Relief, joy at verdict
A young traditional owner, John Ashburton, choked up as he peered at his elders who sat before him, on the cusp of realising a dream 14 years in the making.
And as a Federal Court judge said the words the Puutu Kunti Kurrama and Pinikura peoples have been waiting for since 2001, the elders too burst into tears of joy and relief.
It was just before noon last Wednesday that Justice Neil McKerracher, sitting behind a plastic foldout table underneath a tent in the bush east of Nanutarra, determined the PKKP peoples to be the traditional owners of 9521sqkm of land covering the Ashburton Plains and Hamersley Plateau.
Justice McKerracher said there was strong evidence spiritual possession of the land by the PKKP peoples had continued unbroken for thousands of years.
About 150 people turned out to the House Creek hearing where lawyers representing pastoralists, the Yamatji Marlpa Aboriginal Corporation and the State Solicitors Office watched Justice McKerracher preside over the hearing in the bush in their customary robes.
PKKP elder Marjorie Hughes said it had been a “wonderful” day.
“Everyone is so proud of (senior elder) aunty Maudie (Dowton) and our elders in the past who have handed down their stories, culture and language to everyone,” she said.
“I am so proud to be able to stand up here today and talk about our country to our people.

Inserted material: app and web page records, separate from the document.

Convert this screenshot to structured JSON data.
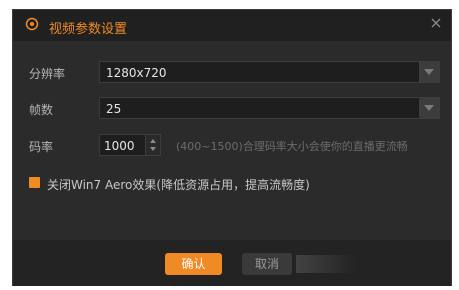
{
  "dialog": {
    "title": "视频参数设置",
    "icons": {
      "title": "target-icon",
      "close": "close-icon"
    },
    "accent_color": "#f08a24"
  },
  "form": {
    "resolution": {
      "label": "分辨率",
      "value": "1280x720"
    },
    "framerate": {
      "label": "帧数",
      "value": "25"
    },
    "bitrate": {
      "label": "码率",
      "value": "1000",
      "hint": "(400~1500)合理码率大小会使你的直播更流畅"
    },
    "aero": {
      "label": "关闭Win7 Aero效果(降低资源占用，提高流畅度)",
      "checked": true
    }
  },
  "footer": {
    "ok_label": "确认",
    "cancel_label": "取消"
  }
}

“We gotta be up there in the front now — leave the past behind and go to the future for our young generation.”
Mrs Hughes said she and fellow elders, past and present, were always confident this day would come.
It was the 50th native title determination in WA, following on from the 49th claim by the Jurruru people made just down the road at Perry Flats a day earlier.

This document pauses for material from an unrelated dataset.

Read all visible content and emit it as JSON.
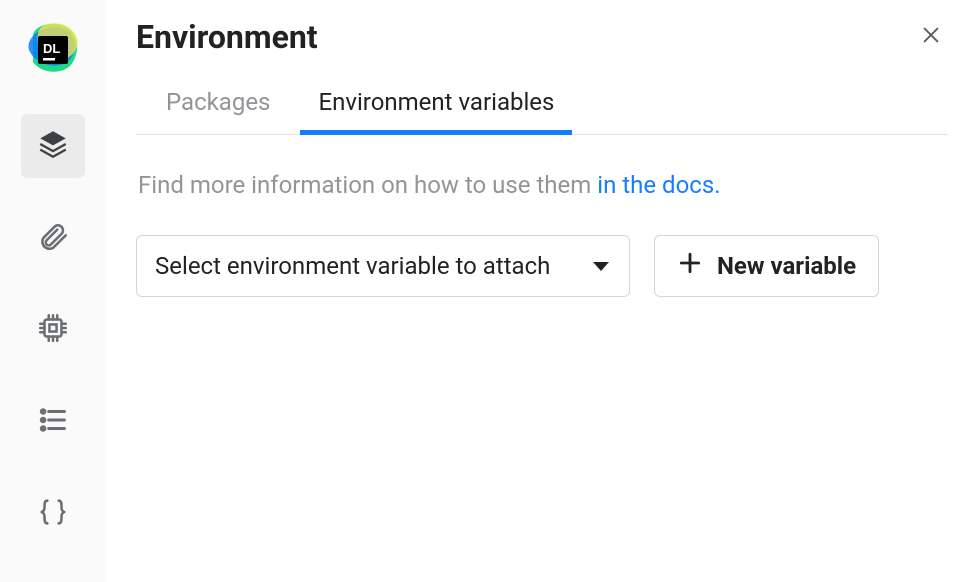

YMAC chief executive Simon Hawkins said 14 years of perseverance and hard work had finally paid off.
“After 14 long years I am very glad that this could finally be settled with the State Government’s consent, rather than having to go through a stressful and expensive trial,” he said.

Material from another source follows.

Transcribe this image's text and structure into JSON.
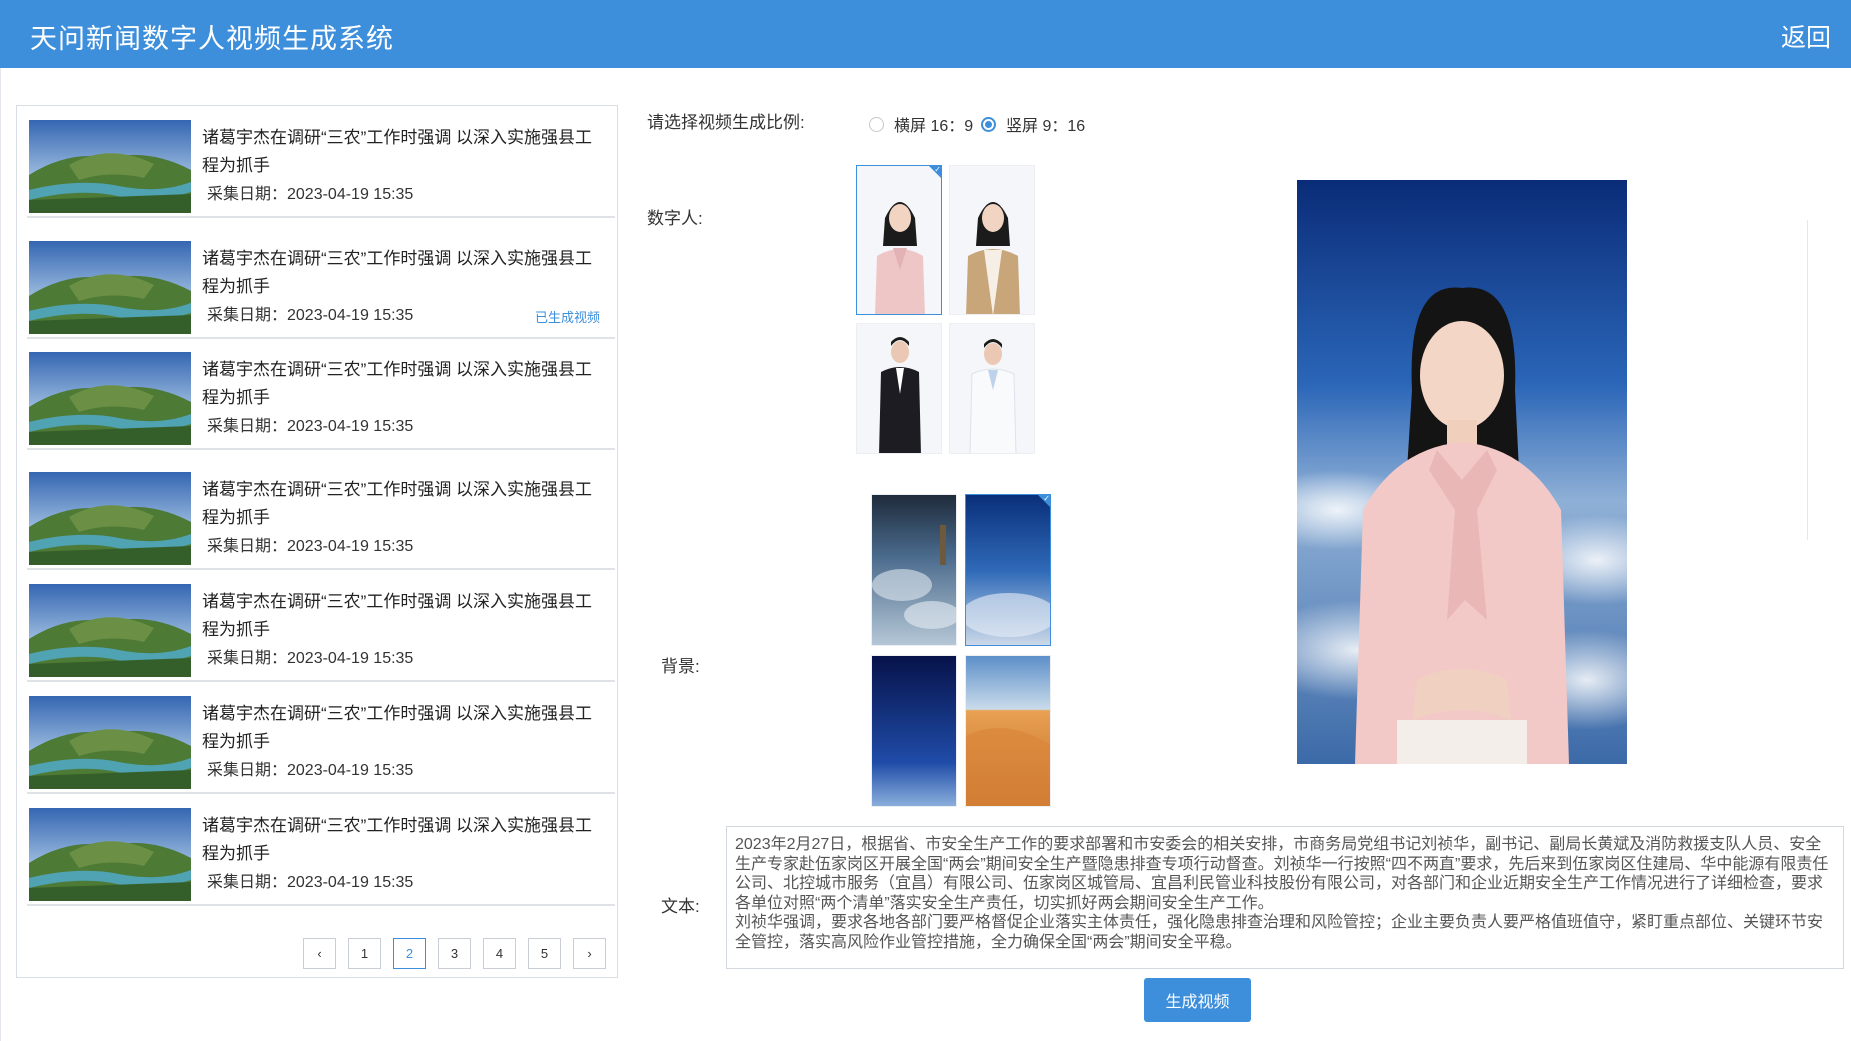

“I look forward to more consent determinations, so native title groups can move on to the next stage.”